**Task brief:** Copy every line of the data that includes the string "unsigned".

**Dataset rows for apps and sites:**
........
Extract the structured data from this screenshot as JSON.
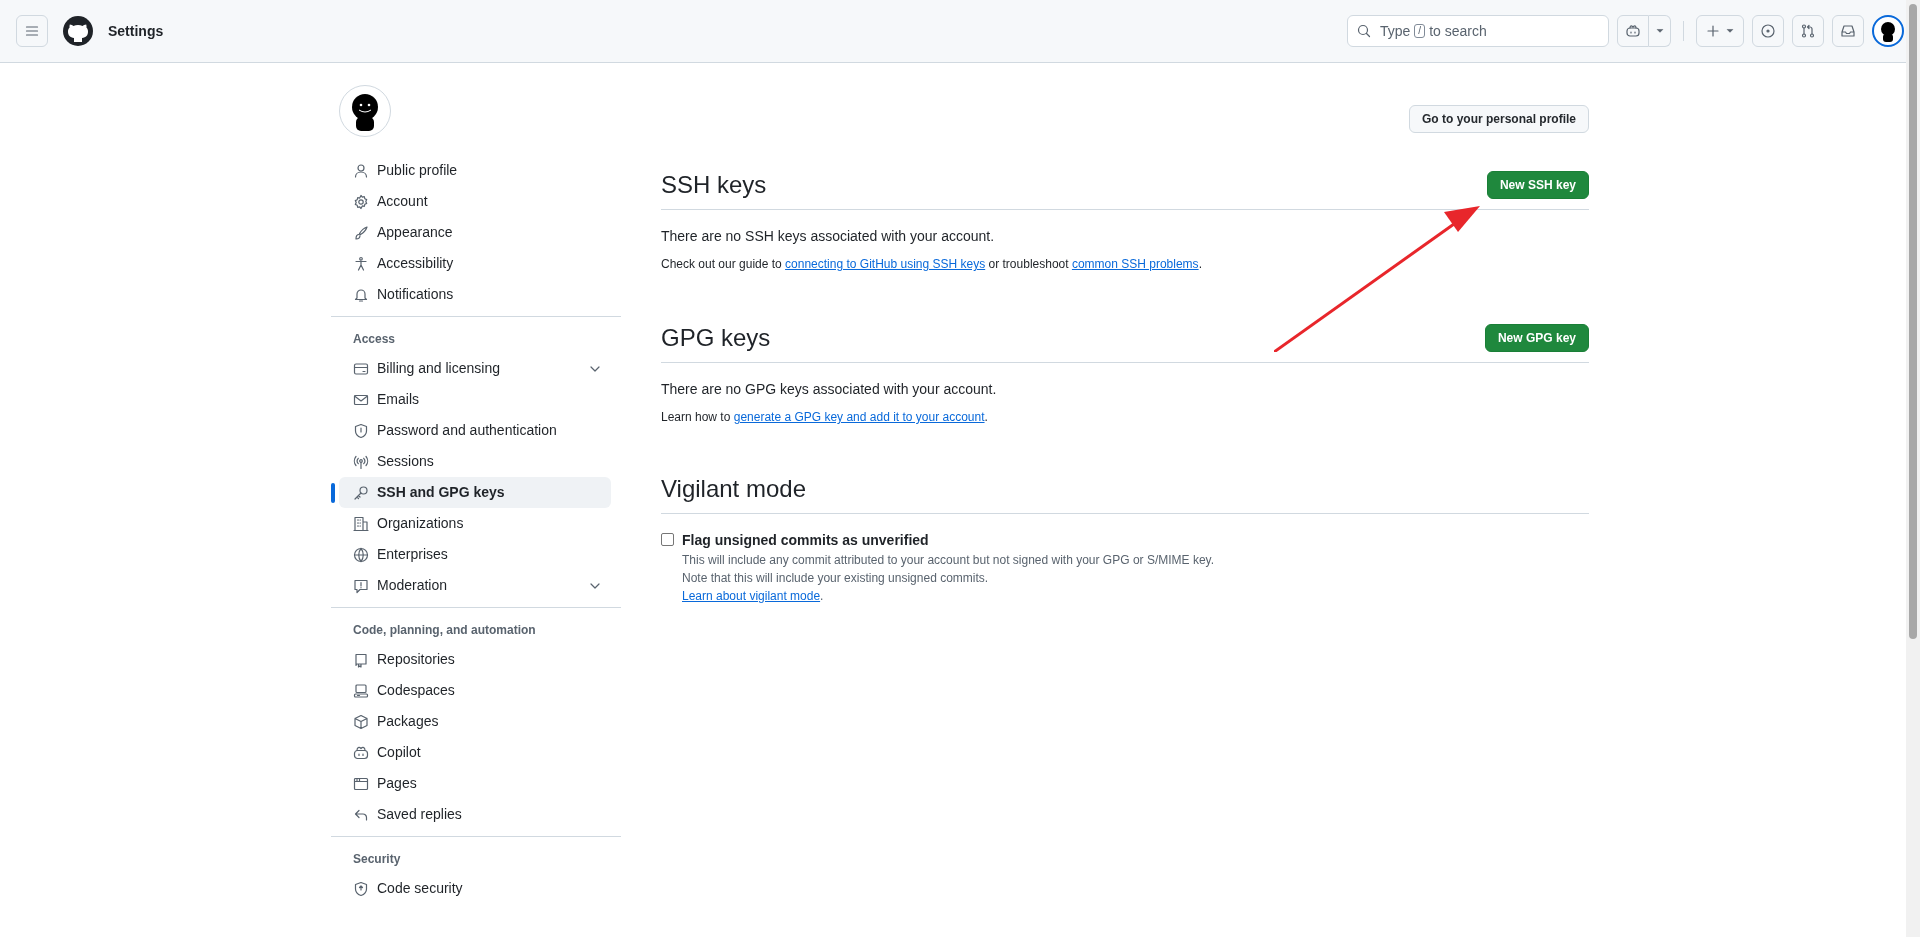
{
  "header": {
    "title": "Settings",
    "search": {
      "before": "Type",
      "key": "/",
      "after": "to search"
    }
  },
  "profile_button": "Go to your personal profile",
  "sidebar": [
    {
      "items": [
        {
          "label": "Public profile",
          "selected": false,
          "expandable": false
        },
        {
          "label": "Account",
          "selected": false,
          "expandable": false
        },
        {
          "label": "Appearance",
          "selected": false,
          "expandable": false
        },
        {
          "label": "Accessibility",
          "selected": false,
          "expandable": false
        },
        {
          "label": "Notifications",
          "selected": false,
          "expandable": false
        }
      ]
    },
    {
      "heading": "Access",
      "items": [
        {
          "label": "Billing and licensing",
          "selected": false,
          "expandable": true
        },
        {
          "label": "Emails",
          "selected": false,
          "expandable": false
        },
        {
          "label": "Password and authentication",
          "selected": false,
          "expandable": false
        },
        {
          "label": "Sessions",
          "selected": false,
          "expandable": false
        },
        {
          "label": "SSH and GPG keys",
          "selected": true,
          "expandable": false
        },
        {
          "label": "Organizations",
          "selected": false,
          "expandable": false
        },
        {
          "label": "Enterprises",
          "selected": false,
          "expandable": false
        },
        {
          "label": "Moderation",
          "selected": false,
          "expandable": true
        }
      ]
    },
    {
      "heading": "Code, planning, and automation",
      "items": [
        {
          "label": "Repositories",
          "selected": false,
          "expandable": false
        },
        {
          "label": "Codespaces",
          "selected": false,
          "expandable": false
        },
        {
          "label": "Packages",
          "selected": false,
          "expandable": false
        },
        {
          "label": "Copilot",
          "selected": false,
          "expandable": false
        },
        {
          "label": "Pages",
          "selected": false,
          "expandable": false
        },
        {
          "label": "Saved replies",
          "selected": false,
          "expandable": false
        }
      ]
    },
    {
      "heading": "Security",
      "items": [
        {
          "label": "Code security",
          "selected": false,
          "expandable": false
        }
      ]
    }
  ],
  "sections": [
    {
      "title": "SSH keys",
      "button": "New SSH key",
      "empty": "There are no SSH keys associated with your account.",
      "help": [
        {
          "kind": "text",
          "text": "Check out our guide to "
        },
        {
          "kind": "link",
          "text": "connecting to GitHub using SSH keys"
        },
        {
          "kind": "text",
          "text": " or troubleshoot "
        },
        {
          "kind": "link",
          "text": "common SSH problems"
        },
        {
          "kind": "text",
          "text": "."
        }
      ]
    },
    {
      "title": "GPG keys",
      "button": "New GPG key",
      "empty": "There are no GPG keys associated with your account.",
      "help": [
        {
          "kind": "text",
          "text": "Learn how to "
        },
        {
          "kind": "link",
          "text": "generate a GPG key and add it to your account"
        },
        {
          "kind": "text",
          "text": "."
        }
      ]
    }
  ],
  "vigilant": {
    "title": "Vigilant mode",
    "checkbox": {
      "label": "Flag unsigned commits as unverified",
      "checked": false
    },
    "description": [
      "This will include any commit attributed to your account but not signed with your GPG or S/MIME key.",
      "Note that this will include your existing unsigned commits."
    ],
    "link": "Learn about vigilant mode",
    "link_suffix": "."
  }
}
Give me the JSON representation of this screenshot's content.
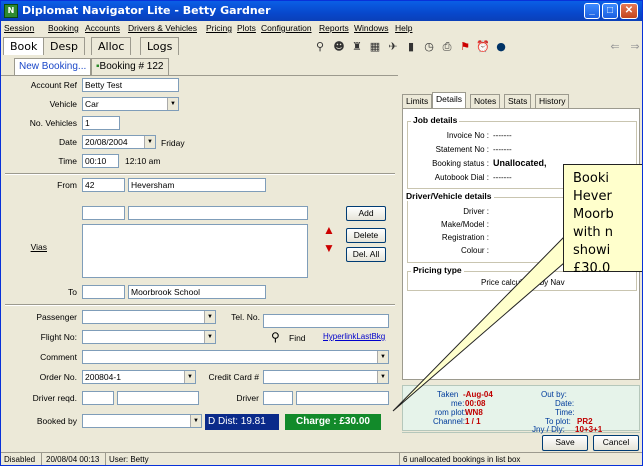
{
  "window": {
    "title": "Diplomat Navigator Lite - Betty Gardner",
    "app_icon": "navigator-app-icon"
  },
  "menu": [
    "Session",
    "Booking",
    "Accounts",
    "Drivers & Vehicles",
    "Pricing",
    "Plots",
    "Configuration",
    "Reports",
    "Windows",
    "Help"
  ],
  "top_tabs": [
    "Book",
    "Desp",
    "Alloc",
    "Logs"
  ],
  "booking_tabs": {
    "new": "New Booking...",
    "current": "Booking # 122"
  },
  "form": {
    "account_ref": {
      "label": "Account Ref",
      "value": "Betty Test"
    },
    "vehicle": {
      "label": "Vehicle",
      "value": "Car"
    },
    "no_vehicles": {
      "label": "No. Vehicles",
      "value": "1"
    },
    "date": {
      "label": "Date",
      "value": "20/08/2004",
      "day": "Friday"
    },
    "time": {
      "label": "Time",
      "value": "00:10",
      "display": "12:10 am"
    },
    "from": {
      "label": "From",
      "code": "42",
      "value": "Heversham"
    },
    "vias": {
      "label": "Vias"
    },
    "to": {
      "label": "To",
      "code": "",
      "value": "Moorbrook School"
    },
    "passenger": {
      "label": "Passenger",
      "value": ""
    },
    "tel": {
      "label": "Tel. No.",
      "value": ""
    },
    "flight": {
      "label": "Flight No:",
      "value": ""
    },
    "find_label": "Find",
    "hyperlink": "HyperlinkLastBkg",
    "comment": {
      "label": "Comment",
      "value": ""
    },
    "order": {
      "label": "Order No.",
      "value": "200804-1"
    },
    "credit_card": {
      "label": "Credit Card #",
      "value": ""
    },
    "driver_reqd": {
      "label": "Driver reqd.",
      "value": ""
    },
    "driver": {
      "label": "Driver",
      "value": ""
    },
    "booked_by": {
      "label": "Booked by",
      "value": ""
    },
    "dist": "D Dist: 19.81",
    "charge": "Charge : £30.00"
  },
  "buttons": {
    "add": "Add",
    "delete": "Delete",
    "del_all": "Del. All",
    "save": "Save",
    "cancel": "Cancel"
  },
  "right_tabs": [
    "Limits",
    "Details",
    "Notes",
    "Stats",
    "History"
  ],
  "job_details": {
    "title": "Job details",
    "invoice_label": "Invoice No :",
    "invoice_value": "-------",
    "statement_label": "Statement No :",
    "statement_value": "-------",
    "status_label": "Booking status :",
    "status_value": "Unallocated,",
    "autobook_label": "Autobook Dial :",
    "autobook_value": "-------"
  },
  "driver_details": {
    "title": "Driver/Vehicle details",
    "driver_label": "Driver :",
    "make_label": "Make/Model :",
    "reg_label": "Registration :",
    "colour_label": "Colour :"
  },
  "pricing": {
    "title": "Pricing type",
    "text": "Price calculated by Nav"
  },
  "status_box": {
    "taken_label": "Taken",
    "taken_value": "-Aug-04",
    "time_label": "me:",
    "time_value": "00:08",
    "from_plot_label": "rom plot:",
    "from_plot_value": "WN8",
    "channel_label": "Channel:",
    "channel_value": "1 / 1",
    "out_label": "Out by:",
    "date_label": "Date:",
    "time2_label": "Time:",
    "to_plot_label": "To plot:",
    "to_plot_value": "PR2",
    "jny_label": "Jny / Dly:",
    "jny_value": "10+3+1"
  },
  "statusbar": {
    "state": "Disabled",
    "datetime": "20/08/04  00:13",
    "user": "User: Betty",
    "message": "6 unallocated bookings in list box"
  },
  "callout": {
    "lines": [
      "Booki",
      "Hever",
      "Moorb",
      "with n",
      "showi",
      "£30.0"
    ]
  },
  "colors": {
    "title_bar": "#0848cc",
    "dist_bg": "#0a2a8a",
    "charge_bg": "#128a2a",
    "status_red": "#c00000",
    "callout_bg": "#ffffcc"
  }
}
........
**Response box:**
      "label": "Flag unsigned commits as unverified",
      "Note that this will include your existing unsigned commits."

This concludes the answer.